Why global Middle-Class Indignados should unite to demand strategies of trajectory
Whether in the European Union, in the U.S. Congress, in the IEEE, in the Electricity Pact of the Dominican Republic, of which I have been writing about, and in all institutions that are against Middle-Class Indignados, should help them unite all over the world. Such union is to demand at the very beginning strategies of trajectory that enable the institutional innovation that Hagel and Seely Brown have been suggesting, that "allows organizations to rearchitect themselves to scale learning and generate richer innovations at other levels, including products, business models, and management systems ."
While traditional economists develop their advice, based on decreasing return economics, under the assumption of the existence of one and only one path under a strategy of terrain, W. Brian Arthur had shown more than 20 years ago the existence of several path dependencies  that allows to say that current strategies of terrain, to operate under positive feedback environments of increasing returns, have already phase-locked themselves into inferior solution paths against Middle-Class Indignados. The availability of such positive feedback is another confirmation that we live in the systemic civilization.
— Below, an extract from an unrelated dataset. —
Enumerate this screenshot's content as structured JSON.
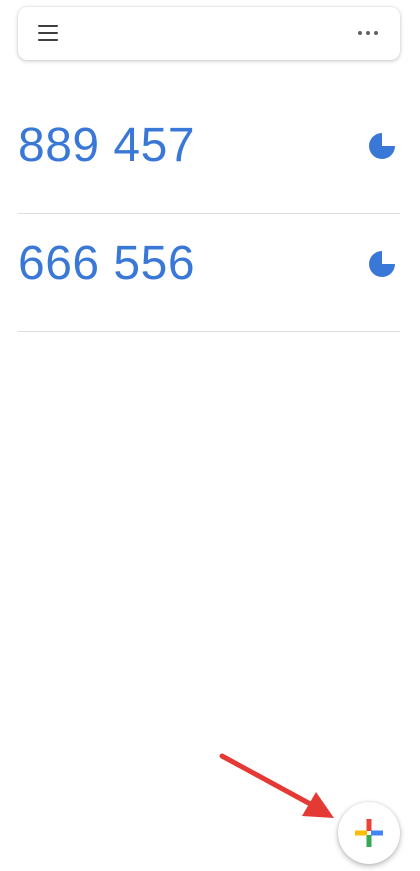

That’s why traditional industrial civilization economists, like Thomas Piketty , are able to mistakenly restrict themselves to document huge inequalities for the 21st century, to show how the rich is becoming richer and the poor poorer, without telling us what to do. In contrast, strategies of trajectory should be the leader’s responsibility to enable the best solution path available. One of those superior solution paths is already available; for example, by following the post See how the Dominican Electrical Pact may collapse inequality by leaping capitalism from Good to Great. Not necessarily completely different from the first example, another superior solution path is the one that positively responds to the post Would middle-class 'indignados' prefer direct democracy?
 John Hagel III and John Seely Brown (2013), Institutional Innovation, Deloitte University Press.
 Arthur, W. Brian (1994), Increasing Returns and Path Dependence in the Economy, Ann Arbor, Michigan: University of Michigan Press.
 Thomas Piketty (2014), Capital in the Twenty-First Century, The Belknap Press of Harvard University Press